Toward the end of your pregnancy, your doctor will examine your cervix for signs of dilation or widening. The cervix, a narrow neck-like passage of fibromuscular tissue, connects the main body of the uterus to the vagina or birth canal. For your baby to be born, the cervix must be fully dilated. When your baby is close to full term, hormones known as prostaglandins help start and regulate that process.
In the last weeks of your pregnancy, a visit to the doctor’s office may confirm that your cervix is already dilated by a few centimeters. While this indicates that it’s time to pack your hospital labor bag with a few essentials, it does not mean you need to head off to the hospital. Dilation is a gradual process. Although every birth experience is different, it can take hours, days or even weeks, to dilate a few centimeters.
If your cervix is dilated a few centimeters, that means you are in the latent or early phase of labor. It means that your cervix is thinning in preparation for birth but the baby’s head is not yet engaged in the pelvis. In this phase of labor, contractions may begin to occur every three to five minutes. They may continue consistently or stop and start.
When dilation is measured between four and seven centimeters, a woman is considered to be in active labor. This active phase usually lasts around five hours in first time mothers and two hours in mothers who have already given birth, but again every labor is different.
During pregnancy the cervix helps support the baby, but as contractions proceed that support lessens until finally the baby’s head can pass through the dilated cervix into the birth canal.
As the cervix becomes wider, it also becomes shorter. Other names for the process are ripening or effacement.
Dilation of between seven and 10 centimeters means a woman has entered the transition phase of labor. In this phase contractions are stronger, more frequent and reliably regular. For many women, this is the most difficult part of labor. The urge to push may be there but it’s too soon to act on it.
By the time women reach 10 centimeters of dilation, the baby is in position and ready to be born. This is the shortest phase of labor.

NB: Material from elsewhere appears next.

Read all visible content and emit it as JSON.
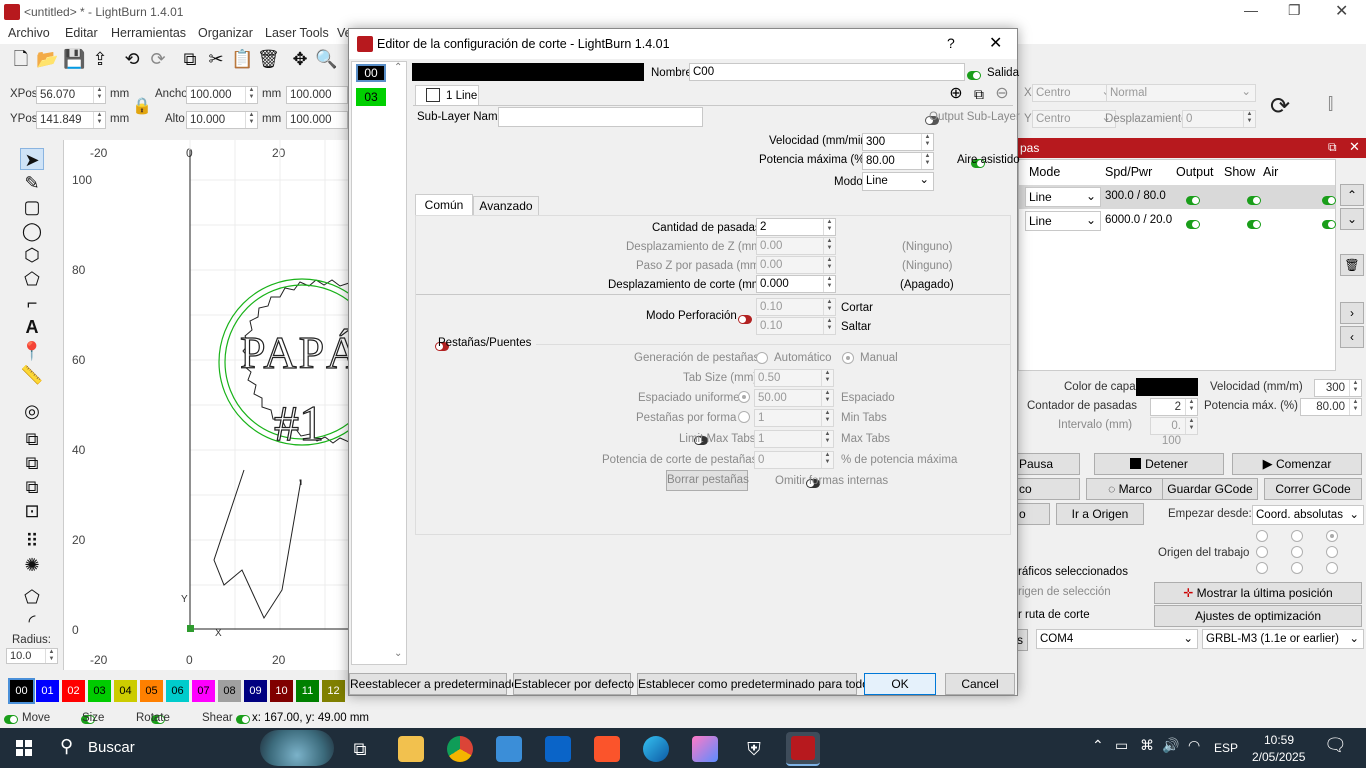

While you don’t exactly feel your cervix dilating, there is one noticeable sign your cervix is getting ready for labor. That sign is the loss of the mucus plug that seals off the cervix and is designed to prevent bacteria from entering the uterus and harming the baby.
As your cervix dilates, this viscous plug becomes loose and is eventually discharged, signalling that labor will probably start within a few days. For some the mucus plug will be tinged with pink, red or brown blood and that’s why it is also called a bloody show. This is perfectly normal. However, any indication of red blood is not normal. Spotting with bright red blood during any phase of pregnancy or early labor is always cause for concern and should be reported to your doctor since it could indicate a problem with the placenta.
Doctors measure the amount of time it takes the cervix to dilate when considering whether to induce labor, use forceps during the delivery, or deliver the baby by Cesarean section. When labor does not seem to be progressing according to schedule, doctors may apply a gel or vaginal insert of synthesized prostaglandin to the cervix to help the dilation process along.
In rare cases, the cervix dilates and thins too soon in a pregnancy, potentially leading to miscarriage or preterm labor. This is known as cervical incompetence and it can be treated by a procedure that prevents the cervix from completely dilating. Cervical incompetence is rare but if you experience any of the following symptoms, always contact your doctor:
- Vaginal bleeding at any time in your pregnancy
- Mucous discharge before 36 weeks
- Pelvic pressure or cramping before 36 weeks
- Intense lower back pain
In the weeks following childbirth your cervix will naturally narrow and thicken again, although it may not become as narrow as it was before childbirth.